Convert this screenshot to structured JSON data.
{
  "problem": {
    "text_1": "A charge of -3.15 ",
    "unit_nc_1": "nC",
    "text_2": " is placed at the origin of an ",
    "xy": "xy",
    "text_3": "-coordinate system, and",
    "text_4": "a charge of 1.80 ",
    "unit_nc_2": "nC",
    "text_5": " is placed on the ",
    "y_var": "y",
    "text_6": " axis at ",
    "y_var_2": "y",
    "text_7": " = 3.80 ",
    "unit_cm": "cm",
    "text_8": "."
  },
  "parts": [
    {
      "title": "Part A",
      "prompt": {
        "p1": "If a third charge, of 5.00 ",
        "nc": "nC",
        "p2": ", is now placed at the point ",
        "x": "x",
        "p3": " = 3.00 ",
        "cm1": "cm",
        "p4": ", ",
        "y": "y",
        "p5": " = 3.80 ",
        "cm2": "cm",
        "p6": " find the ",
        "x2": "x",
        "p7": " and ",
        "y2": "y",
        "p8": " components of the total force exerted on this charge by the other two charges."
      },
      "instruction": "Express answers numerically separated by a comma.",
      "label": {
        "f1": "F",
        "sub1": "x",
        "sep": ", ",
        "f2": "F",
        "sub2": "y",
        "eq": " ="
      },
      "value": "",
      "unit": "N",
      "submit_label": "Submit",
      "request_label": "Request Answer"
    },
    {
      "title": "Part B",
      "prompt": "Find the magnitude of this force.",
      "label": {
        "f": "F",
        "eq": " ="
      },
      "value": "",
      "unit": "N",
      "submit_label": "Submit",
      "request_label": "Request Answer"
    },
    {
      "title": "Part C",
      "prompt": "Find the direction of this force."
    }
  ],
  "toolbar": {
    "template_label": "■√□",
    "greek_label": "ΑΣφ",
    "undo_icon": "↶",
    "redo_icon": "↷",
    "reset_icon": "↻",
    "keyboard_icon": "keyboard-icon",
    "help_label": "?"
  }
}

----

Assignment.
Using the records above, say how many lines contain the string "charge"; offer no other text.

Solution for this task.
4